You won’t find Tamarack Rock on any maps, though this rugged knoll is hidden in plain sight — just off the Surveyors Ridge Road (FR 17) on the east side of Mount Hood. The rock didn’t get much respect during the logging heyday of the late 1900s, with gravel spur roads wrapping almost entirely around the rock, and big ponderosa trees felled from its gentle southern flank.
But through all the destruction that reigned here, a lone Western larch tree survived in a most unlikely spot, among the huge boulders near the crest. The tree is among the most magnificent of its kind in the area, a massive, gnarled, determined old sentinel that has managed to dodge lightning strikes and fires, as well as chainsaws.
The view from the rock is glorious, with the broad northeastern face of Mount Hood towering over waves of forest ridges, and the tiny farms and orchards of the Upper Hood River Valley, spread far below. The forested Mill Creek Buttes complete the scene, to the east. The scenery is so sweeping that it’s easy to forget the maze of logging roads and clearcuts all around. In this way, Tamarack Rock survives, surprisingly intact.
I had passed the rock countless times over the years, always promising myself that I’d explore this postage-stamp wilderness someday. This spring, I finally made good on the promise, and explored the landmark from all sides. Trail riders and hikers are already familiar with the rugged west face of the rock, where it towers above the popular Surveyors Ridge Trail. From this angle, the rock has a “face”, which in turn led to a spirited discussion among the PortlandHikers.org community on just what to call the rock — if it didn’t already have a name.
A quick survey of those familiar with the area didn’t reveal a local name for the rock, so I posted a survey on PortlandHikers.org to poll a few options. When the votes were counted, the uncanny resemblance of the “face” to a certain Hollywood film director won the day, and it appeared that this landmark might become “Hitchcock Rock” to recreationists. Fortunately, the story didn’t end there, though it led to some creative photo interpretations (see below).
This is where the PortlandHikers.org discussion sent me back to the rock, because it was unclear from my early photos whether the ancient tree near the crest was living, dying or dead — or simply a larch in dormant winter phase, sans needles. My second visit a few weeks later revealed a fresh burst of new needles covering the old giant, and redirected the naming discussion to the tree in question.
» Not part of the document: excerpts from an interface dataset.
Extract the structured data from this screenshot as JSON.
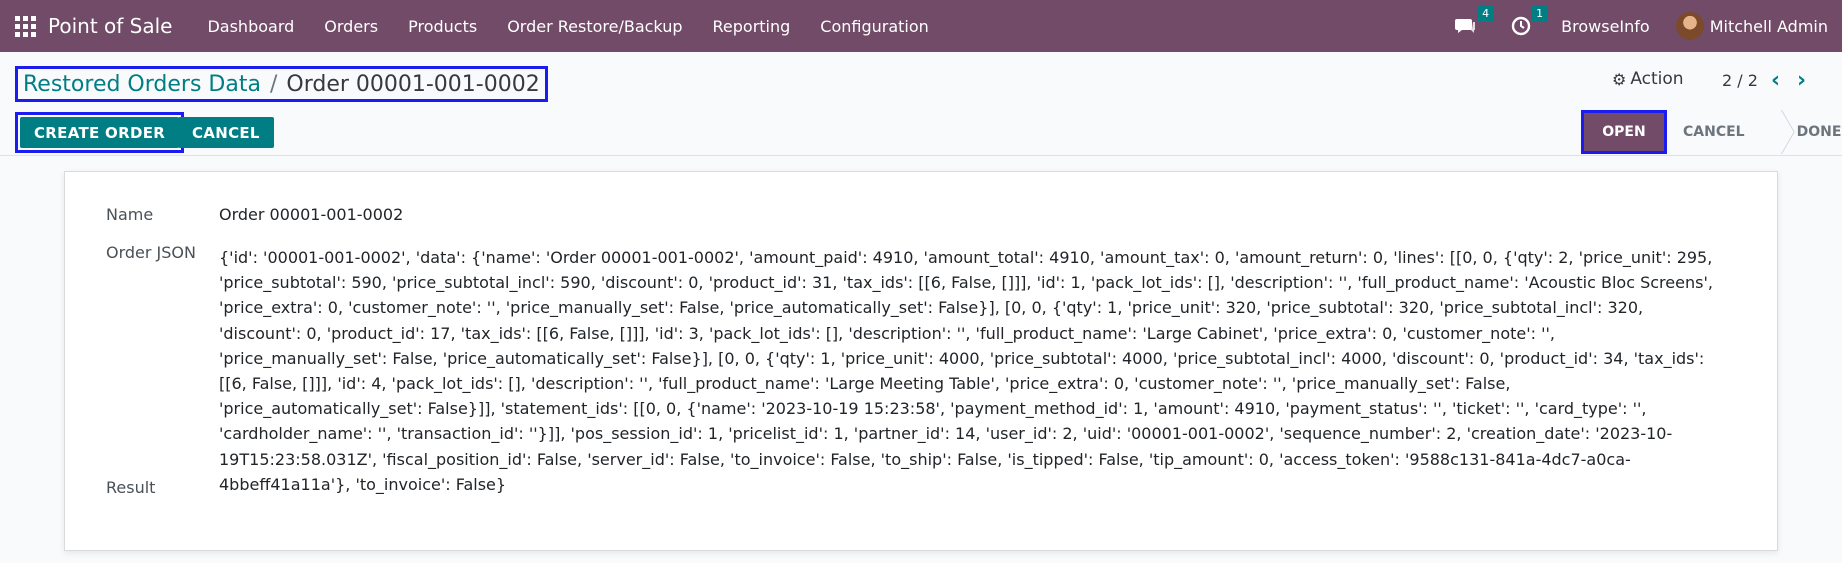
{
  "navbar": {
    "app_name": "Point of Sale",
    "menu": [
      "Dashboard",
      "Orders",
      "Products",
      "Order Restore/Backup",
      "Reporting",
      "Configuration"
    ],
    "messages_count": "4",
    "activities_count": "1",
    "company": "BrowseInfo",
    "user": "Mitchell Admin",
    "color": "#714b67"
  },
  "breadcrumb": {
    "parent": "Restored Orders Data",
    "separator": "/",
    "current": "Order 00001-001-0002"
  },
  "control": {
    "action_label": "Action",
    "pager": "2 / 2",
    "create_order_label": "CREATE ORDER",
    "cancel_label": "CANCEL"
  },
  "statusbar": {
    "stages": [
      "OPEN",
      "CANCEL",
      "DONE"
    ],
    "active": "OPEN"
  },
  "form": {
    "name_label": "Name",
    "name_value": "Order 00001-001-0002",
    "json_label": "Order JSON",
    "json_value": "{'id': '00001-001-0002', 'data': {'name': 'Order 00001-001-0002', 'amount_paid': 4910, 'amount_total': 4910, 'amount_tax': 0, 'amount_return': 0, 'lines': [[0, 0, {'qty': 2, 'price_unit': 295, 'price_subtotal': 590, 'price_subtotal_incl': 590, 'discount': 0, 'product_id': 31, 'tax_ids': [[6, False, []]], 'id': 1, 'pack_lot_ids': [], 'description': '', 'full_product_name': 'Acoustic Bloc Screens', 'price_extra': 0, 'customer_note': '', 'price_manually_set': False, 'price_automatically_set': False}], [0, 0, {'qty': 1, 'price_unit': 320, 'price_subtotal': 320, 'price_subtotal_incl': 320, 'discount': 0, 'product_id': 17, 'tax_ids': [[6, False, []]], 'id': 3, 'pack_lot_ids': [], 'description': '', 'full_product_name': 'Large Cabinet', 'price_extra': 0, 'customer_note': '', 'price_manually_set': False, 'price_automatically_set': False}], [0, 0, {'qty': 1, 'price_unit': 4000, 'price_subtotal': 4000, 'price_subtotal_incl': 4000, 'discount': 0, 'product_id': 34, 'tax_ids': [[6, False, []]], 'id': 4, 'pack_lot_ids': [], 'description': '', 'full_product_name': 'Large Meeting Table', 'price_extra': 0, 'customer_note': '', 'price_manually_set': False, 'price_automatically_set': False}]], 'statement_ids': [[0, 0, {'name': '2023-10-19 15:23:58', 'payment_method_id': 1, 'amount': 4910, 'payment_status': '', 'ticket': '', 'card_type': '', 'cardholder_name': '', 'transaction_id': ''}]], 'pos_session_id': 1, 'pricelist_id': 1, 'partner_id': 14, 'user_id': 2, 'uid': '00001-001-0002', 'sequence_number': 2, 'creation_date': '2023-10-19T15:23:58.031Z', 'fiscal_position_id': False, 'server_id': False, 'to_invoice': False, 'to_ship': False, 'is_tipped': False, 'tip_amount': 0, 'access_token': '9588c131-841a-4dc7-a0ca-4bbeff41a11a'}, 'to_invoice': False}",
    "result_label": "Result",
    "result_value": ""
  },
  "icons": {
    "apps": "apps-grid-icon",
    "messages": "chat-bubble-icon",
    "activities": "clock-icon",
    "action": "gear-icon",
    "prev": "chevron-left-icon",
    "next": "chevron-right-icon"
  }
}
Given the proximity of Larch Mountain (and other features) using the larch as namesake, the PortlandHikers.org consensus was to fudge a bit by using the “tamarack” name, instead. This is botanically incorrect, but as we learned in our debate on the subject, a good portion of the west actually uses the name “tamarack” to describe Western larch, and it had a nice ring to it, besides: Tamarack Rock!
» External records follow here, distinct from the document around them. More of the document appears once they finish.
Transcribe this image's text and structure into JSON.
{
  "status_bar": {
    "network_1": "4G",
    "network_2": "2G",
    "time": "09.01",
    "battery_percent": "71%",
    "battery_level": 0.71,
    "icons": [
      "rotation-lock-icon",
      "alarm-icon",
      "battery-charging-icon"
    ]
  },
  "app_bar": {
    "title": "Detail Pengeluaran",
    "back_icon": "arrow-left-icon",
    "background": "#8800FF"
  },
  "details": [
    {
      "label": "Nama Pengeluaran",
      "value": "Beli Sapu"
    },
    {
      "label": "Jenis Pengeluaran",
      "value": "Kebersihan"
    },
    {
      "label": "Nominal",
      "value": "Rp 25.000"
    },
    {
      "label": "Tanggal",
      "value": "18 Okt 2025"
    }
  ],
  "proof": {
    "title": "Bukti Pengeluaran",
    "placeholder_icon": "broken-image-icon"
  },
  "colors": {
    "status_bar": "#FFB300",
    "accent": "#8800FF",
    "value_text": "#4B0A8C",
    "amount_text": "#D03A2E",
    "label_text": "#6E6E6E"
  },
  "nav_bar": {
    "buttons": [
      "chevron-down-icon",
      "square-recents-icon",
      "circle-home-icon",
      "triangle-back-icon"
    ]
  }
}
On this follow-up visit to the rock, I also discovered a long history of visitors, beginning with a geocache box tucked into an inconspicuous hiding spot. The journal inside listed a visitor earlier the same day, remarking on a “large coyote” seen near the rock. Other visitors simply commented on the impressive views.
Not far from the geochache were a couple of homemade memorials, honoring Adam J. Dietz Sr. (1917-1997) and Alfred West (1910-1998). Clearly, these two gentlemen had some connection with the rock, but for now, I can only assume they worked or hunted in the forest, and might have been local to the area. But their presence further cemented the idea of a more respectful name for the rock, no matter the Hitchcockian resemblance.
Yet the human history of Tamarack Rock seems to go back even further, and perhaps by millennia: a few yards from the aluminum Alfred West memorial cross, there are at least two, and possibly three Native American ceremonial pits. One is quite obvious, a second somewhat compromised and a third barely visible. The pits are located in full view of the mountain, and mimic similar pits in the area, including this subject of an earlier post.
Finding all this human history in gathering twilight on that brisk spring evening was exhilarating, to say the least. It was yet another reminder that we are all just passing through, and how we treat this land will be our only real legacy. Tamarack Rock has clearly been admired and loved for generations, and how fortunate we are that the even the era of road building and forest destruction didn’t destroy this unique place.
In another century, there’s a good chance the old larch tree will still live, clinging to this rock, long after we’re gone. If the old tree does survive, it will be a pretty good measure of our collective will to leave the Mount Hood country in better shape than we found it. It will also reflect our human capacity to honor places like this simply because of their spiritual significance to those who came before us.
I think we’re up to that challenge.